There are no optional extras for buyers to deliberate over because each 370Z NISMO comes fully loaded; they'll only need to choose between black, white and grey paintwork. All that kit goes some way to justifying the premium, but in order to do so entirely the 370Z NISMO will have to deliver an appreciably more rewarding driving experience than the standard car.
If this car rings a distant, muffled bell, you're likely thinking back to the version that was launched soon after the 370Z replaced the 350Z back in 2009, but never came to the UK. This isn't simply that car four years later; it's a new interpretation with the suspension, we're told, tuned for European roads.
The 370Z NISMO is true to the tradition of Japanese performance coupes in its styling, which is to say it's far from subtle. For that alone this car will be divisive, but the showy aesthetic works better on the open road than it does on the page or screen and the pumped up arches reek of attitude.

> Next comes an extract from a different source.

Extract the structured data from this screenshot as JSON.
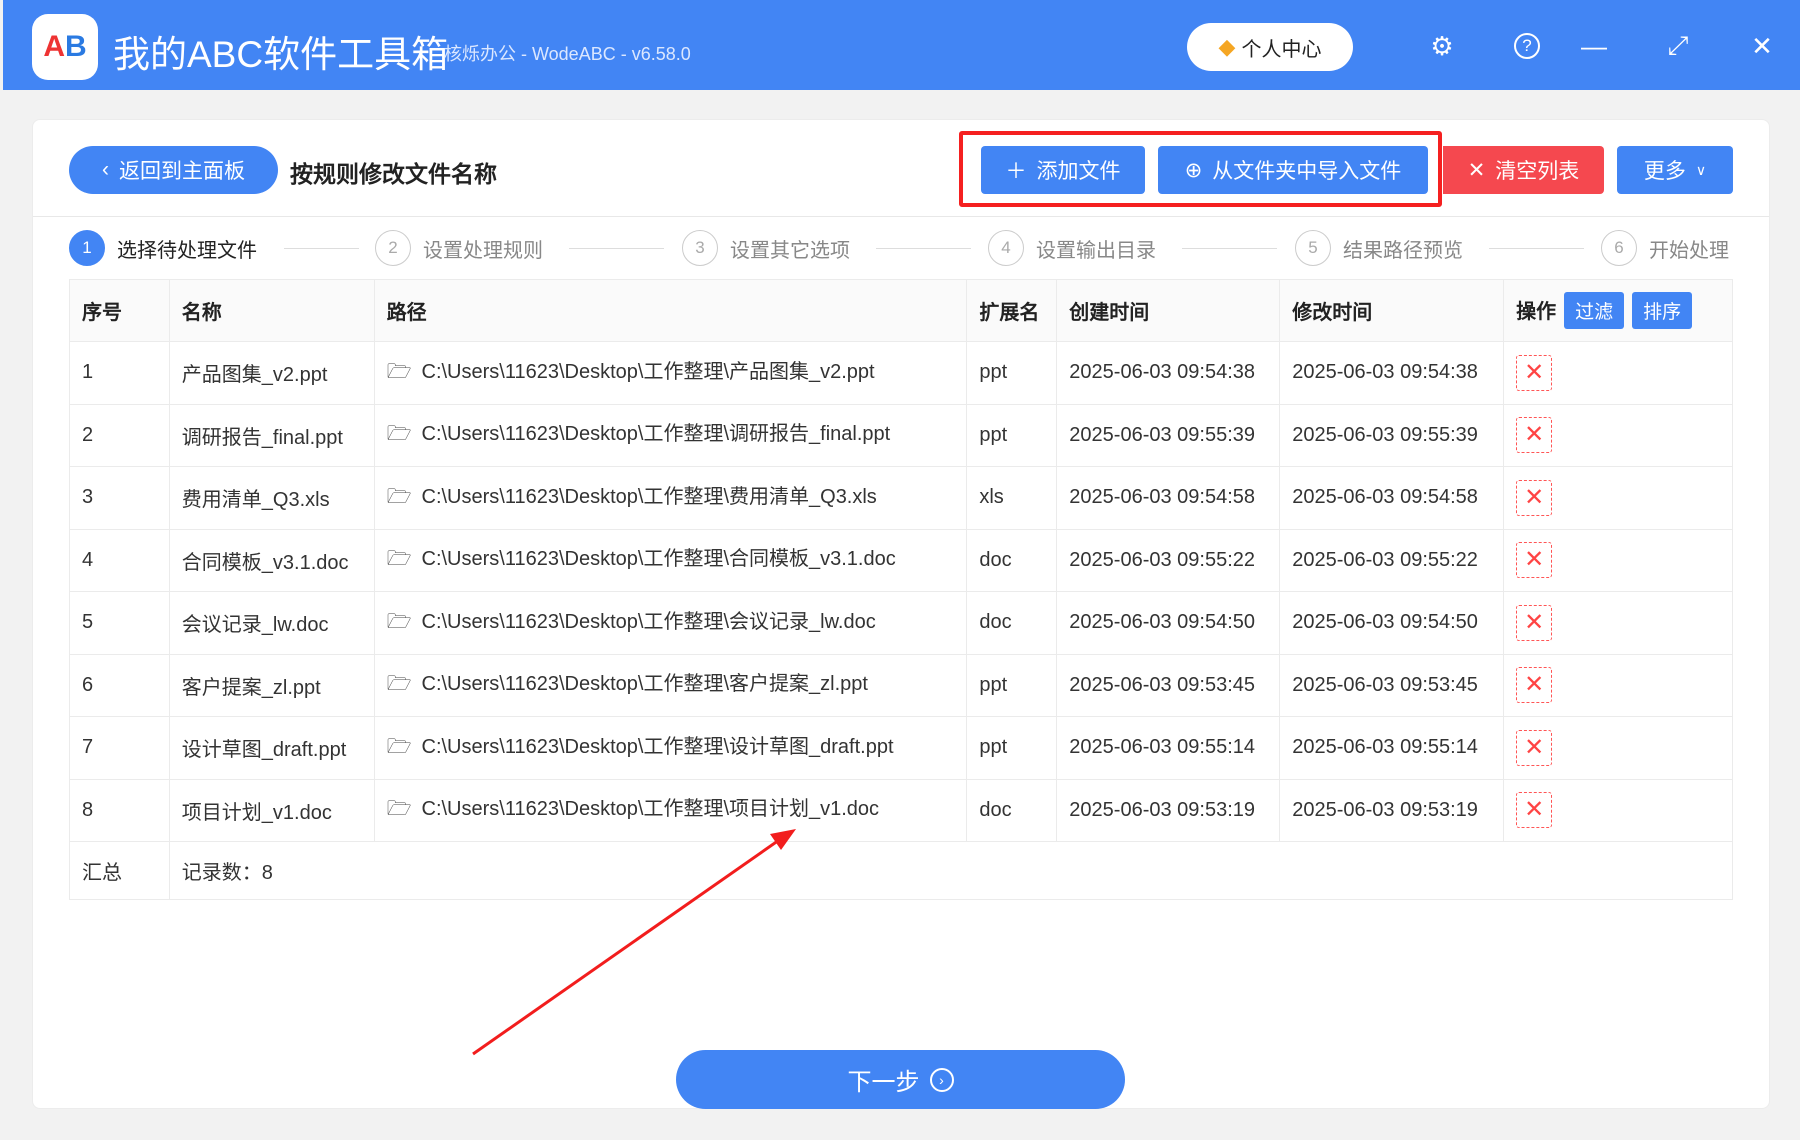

The standard 370Z details - the head and taillights, the window kink - have dated since 2009, though, so the newer car lacks the appealing timelessness of the earlier 350Z. Within the cabin the steering wheel doesn't adjust for reach so is just a little far from the driver and the seat is set fractionally too high, but the overall sense of quality and usability is fine.
The stiffer suspension hints at something quite inviting with an extra degree of firmness both over road imperfections and during cornering. There is a suppleness to the damping, though, so the ride isn't unduly crashy and bumps are dealt with swiftly.
Powerfully built, still
For the most part, though, its dynamic make-up is all too familiar with that of the standard car. Some of that 1,535kg kerb weight has been disguised a little by the additional spring rate, but there remains a certain resistance to rapid direction changes and a progressive, gradual lurching in long mid-speed corners. As the 370Z has always been, this car is happiest at eight-tenths.
At that level of commitment, the NISMO is huge fun to drive in the most honest and accessible of ways. The steering is direct and pleasantly weighted and the rev-match function on the manual gearbox soon becomes entirely intuitive. The gearshift action suits the car's character well with a tight, mechanical throw.
Elephants in the room
At the NISMO's £36,995 price point rivals are few and far between. An entry-level 2.7-litre Porsche Cayman is in another league dynamically, but for many the small 275hp engine will just be too weedy. No internet debate concerning circa £30,000, 300hp rear-wheel drive cars can ignore the BMW M135i, it seems, and although that car offers an awful lot for its list price it just isn't a bespoke sports car in the mould of the 370Z.
good value for money - to justify the premium. Some buyers may be seduced by the body styling and greater exclusivity, though, and Nissan expects this new model to make up 25-30 per cent of 370Z sales going forward.
In its fundamentals, the 370Z NISMO hits all the right buttons and delivers a simple, honest driving experience that can be a tonic in this age of increasingly complex performance cars. Ultimately, though, it's let down by some jarring minor details, a chassis that reaches the limits of its comfort zone too soon and an engine that throws in the towel just when you want it to start punching.
NISSAN 370Z NISMO
Engine: 3,696cc, V6
Transmission: 6-speed manual, rear-wheel drive
Power (hp): 344hp@7,400rpm
Torque (lb ft): 274lb ft@5,200rpm
Top speed: 155mph
MPG: 26.7mpg (claimed)